Another student animated short, The Ocean Duck, also had its own devoted panel during AnimationFest. Produced and directed by Huda Razzak (M.F.A., animation, 2021), and inspired by Rumi’s 13th-century epic poem the Masnavi, The Ocean Duck was anatomized by its creative team. They included co-director and animation supervisor My Anh Ngo (M.F.A., animation, 2021), and SCAD associate chair of animation Matthew Maloney, who said:
“We ended up exploring a lot of different ways to achieve the vision of the film,” Razzak remarked. “It’s not a traditionally drawn 2d film. The main character Heba as well as the chickens are all rigged, while everyone else is hand-drawn. It made our process more efficient, and enabled us to finish on time.” (Immediately following AnimationFest, Razzak announced that The Ocean Duck had been officially selected by both Austin Film Festival and Chicago International Children’s Film Festival.)
The Ocean Duck is a transcendent film because the production team had no allegiances to any one tool. It’s something we talk about in class: whichever tool creates the least obstruction between the idea in their heads and the film itself, use it. As students, they study cutting-edge master controller techniques, but first and foremost, they are storytellers.
DreamWorks Animation effects artist Jim Koonce (B.F.A., visual effects, 2016), who also worked on The Boss Baby: Family Business, put it:
Price continued: “On Hex Limit we were working virtually, so to keep everyone active and engaged, we used Zoom, Slack, Discord, and sent text messages — everything we could get our hands on, because everyone was all over the world.”

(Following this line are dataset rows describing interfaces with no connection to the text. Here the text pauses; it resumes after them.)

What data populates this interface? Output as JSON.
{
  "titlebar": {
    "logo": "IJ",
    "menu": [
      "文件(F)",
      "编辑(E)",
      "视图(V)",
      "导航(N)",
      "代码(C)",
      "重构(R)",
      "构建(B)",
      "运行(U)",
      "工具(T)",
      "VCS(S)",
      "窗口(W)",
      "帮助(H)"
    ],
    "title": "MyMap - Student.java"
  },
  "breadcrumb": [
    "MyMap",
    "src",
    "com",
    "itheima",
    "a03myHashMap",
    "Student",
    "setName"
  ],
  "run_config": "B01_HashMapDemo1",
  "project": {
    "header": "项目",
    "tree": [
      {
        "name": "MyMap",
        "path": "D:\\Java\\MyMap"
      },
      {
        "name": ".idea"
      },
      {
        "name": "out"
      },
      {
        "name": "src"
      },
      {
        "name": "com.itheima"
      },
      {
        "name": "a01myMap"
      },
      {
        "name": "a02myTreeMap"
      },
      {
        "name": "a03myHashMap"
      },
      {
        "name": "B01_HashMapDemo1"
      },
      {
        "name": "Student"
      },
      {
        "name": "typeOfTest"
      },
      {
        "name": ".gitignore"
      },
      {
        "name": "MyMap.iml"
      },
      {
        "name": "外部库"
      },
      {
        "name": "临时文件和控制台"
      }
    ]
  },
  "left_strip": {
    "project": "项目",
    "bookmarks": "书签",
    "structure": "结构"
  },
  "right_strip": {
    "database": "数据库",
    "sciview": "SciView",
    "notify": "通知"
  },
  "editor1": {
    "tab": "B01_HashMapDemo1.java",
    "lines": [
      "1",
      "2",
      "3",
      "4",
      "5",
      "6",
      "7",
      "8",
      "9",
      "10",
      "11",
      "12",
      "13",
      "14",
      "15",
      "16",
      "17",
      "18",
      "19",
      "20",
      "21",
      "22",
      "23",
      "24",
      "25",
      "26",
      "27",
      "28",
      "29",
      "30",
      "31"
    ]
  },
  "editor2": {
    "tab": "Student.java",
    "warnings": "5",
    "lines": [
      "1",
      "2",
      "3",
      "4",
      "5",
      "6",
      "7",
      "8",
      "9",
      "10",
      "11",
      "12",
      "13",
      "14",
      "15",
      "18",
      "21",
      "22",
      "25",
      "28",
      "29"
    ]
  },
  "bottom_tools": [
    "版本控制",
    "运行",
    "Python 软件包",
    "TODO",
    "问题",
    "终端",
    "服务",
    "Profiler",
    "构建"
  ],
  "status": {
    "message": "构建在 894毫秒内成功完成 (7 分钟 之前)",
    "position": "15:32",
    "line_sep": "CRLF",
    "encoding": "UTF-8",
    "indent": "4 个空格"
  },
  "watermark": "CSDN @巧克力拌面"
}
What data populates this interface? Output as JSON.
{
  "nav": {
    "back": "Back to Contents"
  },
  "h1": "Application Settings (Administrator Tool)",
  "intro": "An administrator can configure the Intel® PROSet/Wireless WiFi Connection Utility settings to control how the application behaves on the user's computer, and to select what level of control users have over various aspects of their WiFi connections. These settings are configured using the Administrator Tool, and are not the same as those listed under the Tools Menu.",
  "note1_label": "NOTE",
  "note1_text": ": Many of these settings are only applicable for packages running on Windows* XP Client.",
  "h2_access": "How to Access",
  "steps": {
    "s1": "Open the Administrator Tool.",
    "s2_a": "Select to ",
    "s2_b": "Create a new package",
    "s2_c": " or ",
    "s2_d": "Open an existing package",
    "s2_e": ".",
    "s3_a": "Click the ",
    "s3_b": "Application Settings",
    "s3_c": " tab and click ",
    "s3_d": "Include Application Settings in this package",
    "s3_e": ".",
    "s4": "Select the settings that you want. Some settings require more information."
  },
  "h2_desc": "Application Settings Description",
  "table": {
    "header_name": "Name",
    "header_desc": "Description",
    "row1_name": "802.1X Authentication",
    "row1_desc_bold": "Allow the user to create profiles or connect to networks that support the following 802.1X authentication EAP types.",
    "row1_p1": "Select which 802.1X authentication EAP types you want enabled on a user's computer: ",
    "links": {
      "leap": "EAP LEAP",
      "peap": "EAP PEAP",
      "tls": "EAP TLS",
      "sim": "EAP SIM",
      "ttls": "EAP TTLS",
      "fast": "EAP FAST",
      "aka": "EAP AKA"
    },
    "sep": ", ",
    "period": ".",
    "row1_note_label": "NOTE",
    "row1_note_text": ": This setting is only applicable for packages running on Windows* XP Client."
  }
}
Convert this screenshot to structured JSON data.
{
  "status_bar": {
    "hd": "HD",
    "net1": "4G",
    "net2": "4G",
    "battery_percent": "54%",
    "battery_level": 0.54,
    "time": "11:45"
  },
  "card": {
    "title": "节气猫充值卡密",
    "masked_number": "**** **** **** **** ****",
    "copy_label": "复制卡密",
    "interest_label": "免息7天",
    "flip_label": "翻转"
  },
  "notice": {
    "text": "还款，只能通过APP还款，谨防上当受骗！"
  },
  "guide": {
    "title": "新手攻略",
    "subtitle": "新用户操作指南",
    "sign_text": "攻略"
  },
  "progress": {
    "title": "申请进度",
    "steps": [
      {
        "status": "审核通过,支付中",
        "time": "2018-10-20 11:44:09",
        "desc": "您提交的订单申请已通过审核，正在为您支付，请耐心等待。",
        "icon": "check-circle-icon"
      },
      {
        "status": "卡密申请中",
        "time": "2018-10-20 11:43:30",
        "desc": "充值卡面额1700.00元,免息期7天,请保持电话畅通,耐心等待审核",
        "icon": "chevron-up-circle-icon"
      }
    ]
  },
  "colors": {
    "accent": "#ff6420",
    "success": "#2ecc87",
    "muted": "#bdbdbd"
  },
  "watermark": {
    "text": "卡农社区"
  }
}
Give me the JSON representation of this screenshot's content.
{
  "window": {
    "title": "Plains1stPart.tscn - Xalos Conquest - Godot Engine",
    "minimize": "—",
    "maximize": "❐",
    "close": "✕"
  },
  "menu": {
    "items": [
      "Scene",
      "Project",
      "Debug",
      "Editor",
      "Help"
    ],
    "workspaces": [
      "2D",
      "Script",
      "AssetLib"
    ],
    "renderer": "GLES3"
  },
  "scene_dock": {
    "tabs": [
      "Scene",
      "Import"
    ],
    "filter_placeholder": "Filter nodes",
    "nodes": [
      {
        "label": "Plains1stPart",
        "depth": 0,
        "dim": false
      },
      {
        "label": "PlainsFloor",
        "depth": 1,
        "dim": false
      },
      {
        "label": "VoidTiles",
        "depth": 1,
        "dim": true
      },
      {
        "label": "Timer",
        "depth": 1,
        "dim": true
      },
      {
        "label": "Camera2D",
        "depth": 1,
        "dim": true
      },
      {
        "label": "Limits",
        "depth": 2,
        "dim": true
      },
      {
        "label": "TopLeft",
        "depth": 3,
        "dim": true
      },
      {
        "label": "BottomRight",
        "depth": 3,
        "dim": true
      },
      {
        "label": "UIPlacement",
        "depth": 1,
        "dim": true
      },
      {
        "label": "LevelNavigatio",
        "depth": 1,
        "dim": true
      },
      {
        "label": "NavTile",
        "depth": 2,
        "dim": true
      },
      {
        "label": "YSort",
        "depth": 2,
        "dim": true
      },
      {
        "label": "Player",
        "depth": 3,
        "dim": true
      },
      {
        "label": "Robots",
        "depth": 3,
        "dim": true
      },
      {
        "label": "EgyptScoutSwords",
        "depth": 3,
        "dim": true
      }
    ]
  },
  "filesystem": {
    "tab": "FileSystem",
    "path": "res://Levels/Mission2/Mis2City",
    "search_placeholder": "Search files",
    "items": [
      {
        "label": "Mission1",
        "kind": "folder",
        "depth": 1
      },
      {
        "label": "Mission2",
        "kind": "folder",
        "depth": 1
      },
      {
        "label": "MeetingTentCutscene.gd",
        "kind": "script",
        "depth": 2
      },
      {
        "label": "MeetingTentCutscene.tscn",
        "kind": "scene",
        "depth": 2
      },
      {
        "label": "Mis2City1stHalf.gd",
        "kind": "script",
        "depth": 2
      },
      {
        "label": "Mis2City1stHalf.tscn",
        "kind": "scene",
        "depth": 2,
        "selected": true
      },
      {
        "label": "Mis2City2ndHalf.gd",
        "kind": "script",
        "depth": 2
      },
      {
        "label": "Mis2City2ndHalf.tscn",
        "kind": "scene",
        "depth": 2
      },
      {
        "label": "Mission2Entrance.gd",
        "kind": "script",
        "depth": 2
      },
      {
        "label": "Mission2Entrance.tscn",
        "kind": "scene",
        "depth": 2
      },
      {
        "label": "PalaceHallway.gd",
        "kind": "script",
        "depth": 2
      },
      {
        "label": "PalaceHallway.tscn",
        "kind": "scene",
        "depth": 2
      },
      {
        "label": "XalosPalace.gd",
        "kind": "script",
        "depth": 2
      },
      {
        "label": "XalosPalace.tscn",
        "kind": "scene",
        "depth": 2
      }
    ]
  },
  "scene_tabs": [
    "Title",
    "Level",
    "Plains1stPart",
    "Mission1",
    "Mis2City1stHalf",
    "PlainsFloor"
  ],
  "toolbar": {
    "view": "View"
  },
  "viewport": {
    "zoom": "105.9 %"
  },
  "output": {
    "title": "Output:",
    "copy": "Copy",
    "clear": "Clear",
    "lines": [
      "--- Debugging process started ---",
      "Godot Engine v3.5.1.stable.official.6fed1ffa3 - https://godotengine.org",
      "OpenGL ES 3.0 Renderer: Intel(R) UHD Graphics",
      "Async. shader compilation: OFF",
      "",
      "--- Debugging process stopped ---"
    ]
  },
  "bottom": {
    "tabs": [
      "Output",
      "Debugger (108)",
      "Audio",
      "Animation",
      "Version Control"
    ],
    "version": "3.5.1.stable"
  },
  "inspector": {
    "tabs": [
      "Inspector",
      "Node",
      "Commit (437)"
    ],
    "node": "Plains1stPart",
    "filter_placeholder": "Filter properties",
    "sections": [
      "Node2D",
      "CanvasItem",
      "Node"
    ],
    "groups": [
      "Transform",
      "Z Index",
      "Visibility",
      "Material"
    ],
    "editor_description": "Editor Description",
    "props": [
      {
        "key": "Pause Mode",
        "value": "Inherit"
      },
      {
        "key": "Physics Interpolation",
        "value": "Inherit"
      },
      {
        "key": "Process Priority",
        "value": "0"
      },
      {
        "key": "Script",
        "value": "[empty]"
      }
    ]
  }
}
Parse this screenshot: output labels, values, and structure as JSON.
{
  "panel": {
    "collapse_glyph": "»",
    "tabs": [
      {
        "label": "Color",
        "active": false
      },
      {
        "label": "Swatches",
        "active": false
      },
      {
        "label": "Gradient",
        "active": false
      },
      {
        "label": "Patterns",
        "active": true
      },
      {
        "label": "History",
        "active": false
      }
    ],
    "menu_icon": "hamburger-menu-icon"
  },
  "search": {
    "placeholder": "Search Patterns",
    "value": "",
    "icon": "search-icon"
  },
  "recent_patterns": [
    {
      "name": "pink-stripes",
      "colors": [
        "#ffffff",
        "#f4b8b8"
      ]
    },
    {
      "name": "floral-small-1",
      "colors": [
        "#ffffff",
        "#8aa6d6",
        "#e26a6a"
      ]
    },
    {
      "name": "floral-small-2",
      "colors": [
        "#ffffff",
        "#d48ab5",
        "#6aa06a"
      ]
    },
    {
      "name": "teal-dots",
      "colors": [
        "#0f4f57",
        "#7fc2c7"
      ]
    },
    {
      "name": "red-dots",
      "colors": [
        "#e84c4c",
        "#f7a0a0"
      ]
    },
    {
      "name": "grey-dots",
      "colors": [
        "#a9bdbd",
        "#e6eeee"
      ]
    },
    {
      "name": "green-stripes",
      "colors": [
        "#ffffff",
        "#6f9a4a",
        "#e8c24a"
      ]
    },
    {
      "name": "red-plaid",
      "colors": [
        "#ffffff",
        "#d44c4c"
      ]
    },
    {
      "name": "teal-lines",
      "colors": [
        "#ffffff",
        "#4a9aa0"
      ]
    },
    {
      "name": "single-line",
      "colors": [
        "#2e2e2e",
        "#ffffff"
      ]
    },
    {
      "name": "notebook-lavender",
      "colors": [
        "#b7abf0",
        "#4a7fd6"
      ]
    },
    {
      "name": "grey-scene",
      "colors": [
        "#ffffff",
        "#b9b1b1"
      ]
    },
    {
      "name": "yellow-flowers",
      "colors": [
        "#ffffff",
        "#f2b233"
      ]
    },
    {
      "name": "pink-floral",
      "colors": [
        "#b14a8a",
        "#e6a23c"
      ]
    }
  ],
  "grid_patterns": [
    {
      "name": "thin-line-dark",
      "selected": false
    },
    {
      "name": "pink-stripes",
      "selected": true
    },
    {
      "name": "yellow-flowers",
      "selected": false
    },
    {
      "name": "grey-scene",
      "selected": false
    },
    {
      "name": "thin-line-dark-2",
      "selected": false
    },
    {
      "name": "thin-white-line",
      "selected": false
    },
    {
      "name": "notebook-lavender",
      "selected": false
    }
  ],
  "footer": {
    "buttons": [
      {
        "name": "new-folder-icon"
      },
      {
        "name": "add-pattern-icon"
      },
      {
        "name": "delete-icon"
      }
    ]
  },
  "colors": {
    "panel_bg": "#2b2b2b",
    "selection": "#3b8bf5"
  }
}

The reality when you get [into the industry] is you have experts who’ve spent their whole lives working on each individual aspect of a project, and that’s how these movies come together. Each person is putting that expertise in, and there’s no one person who is going to be an expert in all of these things. So, scaling down and figuring out exactly what you want to do, like, “You know what, if I’m going to be an effects artist, I’m going to make sure that I can do a perfect burning torch.”
Huang’s motto may seem at odds with the scale and scope of an animated blockbuster from a major studio. (Since its release in July, The Boss Baby: Family Business has raked in 3 million internationally at the box office.) Yet as Huang said: “When I’m working on the shot, the main thing is to help the storytelling and to direct where the audience is going to look.”